* _PROBLEM DESCRIPTION_
Copy out all the records, word for word.

Start of Block

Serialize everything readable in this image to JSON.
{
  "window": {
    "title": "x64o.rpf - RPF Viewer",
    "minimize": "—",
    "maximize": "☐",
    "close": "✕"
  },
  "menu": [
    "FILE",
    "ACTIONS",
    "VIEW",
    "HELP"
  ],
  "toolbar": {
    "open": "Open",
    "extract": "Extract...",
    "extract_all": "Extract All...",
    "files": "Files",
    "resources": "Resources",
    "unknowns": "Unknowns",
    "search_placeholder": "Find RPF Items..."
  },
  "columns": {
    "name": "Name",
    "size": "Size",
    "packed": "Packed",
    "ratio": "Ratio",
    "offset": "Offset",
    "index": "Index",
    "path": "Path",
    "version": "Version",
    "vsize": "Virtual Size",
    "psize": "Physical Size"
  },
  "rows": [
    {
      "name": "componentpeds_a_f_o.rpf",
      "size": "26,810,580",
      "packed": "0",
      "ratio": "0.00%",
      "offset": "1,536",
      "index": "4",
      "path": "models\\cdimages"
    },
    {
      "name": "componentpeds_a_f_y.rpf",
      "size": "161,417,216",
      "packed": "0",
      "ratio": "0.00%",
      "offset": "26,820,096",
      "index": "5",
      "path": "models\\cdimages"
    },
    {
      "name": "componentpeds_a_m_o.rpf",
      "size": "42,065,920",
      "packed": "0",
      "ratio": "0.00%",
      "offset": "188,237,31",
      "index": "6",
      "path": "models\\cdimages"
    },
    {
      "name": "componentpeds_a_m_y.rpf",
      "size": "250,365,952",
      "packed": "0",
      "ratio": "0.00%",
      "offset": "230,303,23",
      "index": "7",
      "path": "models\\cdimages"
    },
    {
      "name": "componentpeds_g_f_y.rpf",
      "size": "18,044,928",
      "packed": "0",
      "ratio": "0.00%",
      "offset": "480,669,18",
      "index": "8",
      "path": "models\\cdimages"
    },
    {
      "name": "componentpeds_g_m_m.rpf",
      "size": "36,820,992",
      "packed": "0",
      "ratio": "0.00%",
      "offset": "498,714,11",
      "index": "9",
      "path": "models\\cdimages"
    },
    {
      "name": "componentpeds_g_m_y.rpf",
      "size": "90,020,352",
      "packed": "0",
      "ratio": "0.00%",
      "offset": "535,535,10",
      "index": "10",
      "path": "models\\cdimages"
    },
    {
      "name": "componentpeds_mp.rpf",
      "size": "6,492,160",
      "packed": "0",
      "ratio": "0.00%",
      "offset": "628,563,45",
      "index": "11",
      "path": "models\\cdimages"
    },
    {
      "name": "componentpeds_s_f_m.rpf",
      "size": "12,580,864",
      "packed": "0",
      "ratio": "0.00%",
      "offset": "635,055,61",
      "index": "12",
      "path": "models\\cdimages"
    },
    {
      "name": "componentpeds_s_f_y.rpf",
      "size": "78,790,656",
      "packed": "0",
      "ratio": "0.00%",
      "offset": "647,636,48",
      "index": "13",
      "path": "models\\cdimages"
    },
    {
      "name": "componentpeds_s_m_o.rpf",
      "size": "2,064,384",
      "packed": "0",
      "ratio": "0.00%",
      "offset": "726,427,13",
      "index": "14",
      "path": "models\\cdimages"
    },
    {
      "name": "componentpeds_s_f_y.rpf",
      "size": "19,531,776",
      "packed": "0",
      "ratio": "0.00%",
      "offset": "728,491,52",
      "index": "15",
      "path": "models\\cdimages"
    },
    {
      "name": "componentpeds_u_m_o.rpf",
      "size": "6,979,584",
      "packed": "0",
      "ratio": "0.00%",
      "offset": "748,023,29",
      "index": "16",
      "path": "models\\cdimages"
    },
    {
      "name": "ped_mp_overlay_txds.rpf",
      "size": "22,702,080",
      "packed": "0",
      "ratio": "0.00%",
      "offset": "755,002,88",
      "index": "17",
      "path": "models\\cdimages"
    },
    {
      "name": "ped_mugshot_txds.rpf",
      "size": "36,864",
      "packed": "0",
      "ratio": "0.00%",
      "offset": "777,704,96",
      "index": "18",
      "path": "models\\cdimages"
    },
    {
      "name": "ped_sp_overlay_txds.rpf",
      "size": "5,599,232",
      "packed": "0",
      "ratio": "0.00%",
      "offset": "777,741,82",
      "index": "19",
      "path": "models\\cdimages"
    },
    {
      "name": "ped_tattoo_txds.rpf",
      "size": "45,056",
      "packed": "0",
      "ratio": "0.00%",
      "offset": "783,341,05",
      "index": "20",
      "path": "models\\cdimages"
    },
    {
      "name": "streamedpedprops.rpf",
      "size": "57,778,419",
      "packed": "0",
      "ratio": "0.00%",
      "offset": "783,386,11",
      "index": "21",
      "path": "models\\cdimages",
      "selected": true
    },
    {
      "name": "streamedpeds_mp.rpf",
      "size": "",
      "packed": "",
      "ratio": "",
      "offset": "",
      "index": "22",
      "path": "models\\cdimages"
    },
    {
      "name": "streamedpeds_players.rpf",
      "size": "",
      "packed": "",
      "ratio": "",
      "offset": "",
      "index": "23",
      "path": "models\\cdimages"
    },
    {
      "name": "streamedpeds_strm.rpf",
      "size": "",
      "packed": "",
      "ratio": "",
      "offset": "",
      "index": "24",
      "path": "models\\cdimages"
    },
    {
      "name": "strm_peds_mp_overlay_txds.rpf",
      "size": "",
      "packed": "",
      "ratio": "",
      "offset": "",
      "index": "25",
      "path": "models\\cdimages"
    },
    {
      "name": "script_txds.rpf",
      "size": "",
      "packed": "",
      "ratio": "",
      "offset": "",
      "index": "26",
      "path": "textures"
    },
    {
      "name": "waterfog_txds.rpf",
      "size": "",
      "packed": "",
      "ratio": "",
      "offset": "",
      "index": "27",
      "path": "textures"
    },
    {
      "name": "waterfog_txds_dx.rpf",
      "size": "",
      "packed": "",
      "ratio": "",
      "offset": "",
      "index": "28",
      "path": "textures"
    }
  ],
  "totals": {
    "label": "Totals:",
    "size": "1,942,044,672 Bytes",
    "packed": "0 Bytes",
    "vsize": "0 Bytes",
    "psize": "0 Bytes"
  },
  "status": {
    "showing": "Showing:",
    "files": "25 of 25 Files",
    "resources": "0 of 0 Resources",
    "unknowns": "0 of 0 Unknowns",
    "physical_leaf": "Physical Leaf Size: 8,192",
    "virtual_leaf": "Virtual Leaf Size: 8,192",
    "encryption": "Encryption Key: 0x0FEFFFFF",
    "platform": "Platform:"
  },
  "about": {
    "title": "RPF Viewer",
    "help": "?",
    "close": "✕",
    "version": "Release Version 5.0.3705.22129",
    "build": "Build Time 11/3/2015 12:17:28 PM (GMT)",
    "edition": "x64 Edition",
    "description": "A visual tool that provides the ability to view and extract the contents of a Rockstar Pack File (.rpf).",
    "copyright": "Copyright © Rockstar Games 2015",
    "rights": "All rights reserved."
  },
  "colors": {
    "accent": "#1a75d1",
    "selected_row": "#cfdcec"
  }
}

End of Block

* _YOUR SOLUTION_
Serialize everything readable in this image to JSON.
{
  "window": {
    "title": "x64o.rpf - RPF Viewer",
    "minimize": "—",
    "maximize": "☐",
    "close": "✕"
  },
  "menu": [
    "FILE",
    "ACTIONS",
    "VIEW",
    "HELP"
  ],
  "toolbar": {
    "open": "Open",
    "extract": "Extract...",
    "extract_all": "Extract All...",
    "files": "Files",
    "resources": "Resources",
    "unknowns": "Unknowns",
    "search_placeholder": "Find RPF Items..."
  },
  "columns": {
    "name": "Name",
    "size": "Size",
    "packed": "Packed",
    "ratio": "Ratio",
    "offset": "Offset",
    "index": "Index",
    "path": "Path",
    "version": "Version",
    "vsize": "Virtual Size",
    "psize": "Physical Size"
  },
  "rows": [
    {
      "name": "componentpeds_a_f_o.rpf",
      "size": "26,810,580",
      "packed": "0",
      "ratio": "0.00%",
      "offset": "1,536",
      "index": "4",
      "path": "models\\cdimages"
    },
    {
      "name": "componentpeds_a_f_y.rpf",
      "size": "161,417,216",
      "packed": "0",
      "ratio": "0.00%",
      "offset": "26,820,096",
      "index": "5",
      "path": "models\\cdimages"
    },
    {
      "name": "componentpeds_a_m_o.rpf",
      "size": "42,065,920",
      "packed": "0",
      "ratio": "0.00%",
      "offset": "188,237,31",
      "index": "6",
      "path": "models\\cdimages"
    },
    {
      "name": "componentpeds_a_m_y.rpf",
      "size": "250,365,952",
      "packed": "0",
      "ratio": "0.00%",
      "offset": "230,303,23",
      "index": "7",
      "path": "models\\cdimages"
    },
    {
      "name": "componentpeds_g_f_y.rpf",
      "size": "18,044,928",
      "packed": "0",
      "ratio": "0.00%",
      "offset": "480,669,18",
      "index": "8",
      "path": "models\\cdimages"
    },
    {
      "name": "componentpeds_g_m_m.rpf",
      "size": "36,820,992",
      "packed": "0",
      "ratio": "0.00%",
      "offset": "498,714,11",
      "index": "9",
      "path": "models\\cdimages"
    },
    {
      "name": "componentpeds_g_m_y.rpf",
      "size": "90,020,352",
      "packed": "0",
      "ratio": "0.00%",
      "offset": "535,535,10",
      "index": "10",
      "path": "models\\cdimages"
    },
    {
      "name": "componentpeds_mp.rpf",
      "size": "6,492,160",
      "packed": "0",
      "ratio": "0.00%",
      "offset": "628,563,45",
      "index": "11",
      "path": "models\\cdimages"
    },
    {
      "name": "componentpeds_s_f_m.rpf",
      "size": "12,580,864",
      "packed": "0",
      "ratio": "0.00%",
      "offset": "635,055,61",
      "index": "12",
      "path": "models\\cdimages"
    },
    {
      "name": "componentpeds_s_f_y.rpf",
      "size": "78,790,656",
      "packed": "0",
      "ratio": "0.00%",
      "offset": "647,636,48",
      "index": "13",
      "path": "models\\cdimages"
    },
    {
      "name": "componentpeds_s_m_o.rpf",
      "size": "2,064,384",
      "packed": "0",
      "ratio": "0.00%",
      "offset": "726,427,13",
      "index": "14",
      "path": "models\\cdimages"
    },
    {
      "name": "componentpeds_s_f_y.rpf",
      "size": "19,531,776",
      "packed": "0",
      "ratio": "0.00%",
      "offset": "728,491,52",
      "index": "15",
      "path": "models\\cdimages"
    },
    {
      "name": "componentpeds_u_m_o.rpf",
      "size": "6,979,584",
      "packed": "0",
      "ratio": "0.00%",
      "offset": "748,023,29",
      "index": "16",
      "path": "models\\cdimages"
    },
    {
      "name": "ped_mp_overlay_txds.rpf",
      "size": "22,702,080",
      "packed": "0",
      "ratio": "0.00%",
      "offset": "755,002,88",
      "index": "17",
      "path": "models\\cdimages"
    },
    {
      "name": "ped_mugshot_txds.rpf",
      "size": "36,864",
      "packed": "0",
      "ratio": "0.00%",
      "offset": "777,704,96",
      "index": "18",
      "path": "models\\cdimages"
    },
    {
      "name": "ped_sp_overlay_txds.rpf",
      "size": "5,599,232",
      "packed": "0",
      "ratio": "0.00%",
      "offset": "777,741,82",
      "index": "19",
      "path": "models\\cdimages"
    },
    {
      "name": "ped_tattoo_txds.rpf",
      "size": "45,056",
      "packed": "0",
      "ratio": "0.00%",
      "offset": "783,341,05",
      "index": "20",
      "path": "models\\cdimages"
    },
    {
      "name": "streamedpedprops.rpf",
      "size": "57,778,419",
      "packed": "0",
      "ratio": "0.00%",
      "offset": "783,386,11",
      "index": "21",
      "path": "models\\cdimages",
      "selected": true
    },
    {
      "name": "streamedpeds_mp.rpf",
      "size": "",
      "packed": "",
      "ratio": "",
      "offset": "",
      "index": "22",
      "path": "models\\cdimages"
    },
    {
      "name": "streamedpeds_players.rpf",
      "size": "",
      "packed": "",
      "ratio": "",
      "offset": "",
      "index": "23",
      "path": "models\\cdimages"
    },
    {
      "name": "streamedpeds_strm.rpf",
      "size": "",
      "packed": "",
      "ratio": "",
      "offset": "",
      "index": "24",
      "path": "models\\cdimages"
    },
    {
      "name": "strm_peds_mp_overlay_txds.rpf",
      "size": "",
      "packed": "",
      "ratio": "",
      "offset": "",
      "index": "25",
      "path": "models\\cdimages"
    },
    {
      "name": "script_txds.rpf",
      "size": "",
      "packed": "",
      "ratio": "",
      "offset": "",
      "index": "26",
      "path": "textures"
    },
    {
      "name": "waterfog_txds.rpf",
      "size": "",
      "packed": "",
      "ratio": "",
      "offset": "",
      "index": "27",
      "path": "textures"
    },
    {
      "name": "waterfog_txds_dx.rpf",
      "size": "",
      "packed": "",
      "ratio": "",
      "offset": "",
      "index": "28",
      "path": "textures"
    }
  ],
  "totals": {
    "label": "Totals:",
    "size": "1,942,044,672 Bytes",
    "packed": "0 Bytes",
    "vsize": "0 Bytes",
    "psize": "0 Bytes"
  },
  "status": {
    "showing": "Showing:",
    "files": "25 of 25 Files",
    "resources": "0 of 0 Resources",
    "unknowns": "0 of 0 Unknowns",
    "physical_leaf": "Physical Leaf Size: 8,192",
    "virtual_leaf": "Virtual Leaf Size: 8,192",
    "encryption": "Encryption Key: 0x0FEFFFFF",
    "platform": "Platform:"
  },
  "about": {
    "title": "RPF Viewer",
    "help": "?",
    "close": "✕",
    "version": "Release Version 5.0.3705.22129",
    "build": "Build Time 11/3/2015 12:17:28 PM (GMT)",
    "edition": "x64 Edition",
    "description": "A visual tool that provides the ability to view and extract the contents of a Rockstar Pack File (.rpf).",
    "copyright": "Copyright © Rockstar Games 2015",
    "rights": "All rights reserved."
  },
  "colors": {
    "accent": "#1a75d1",
    "selected_row": "#cfdcec"
  }
}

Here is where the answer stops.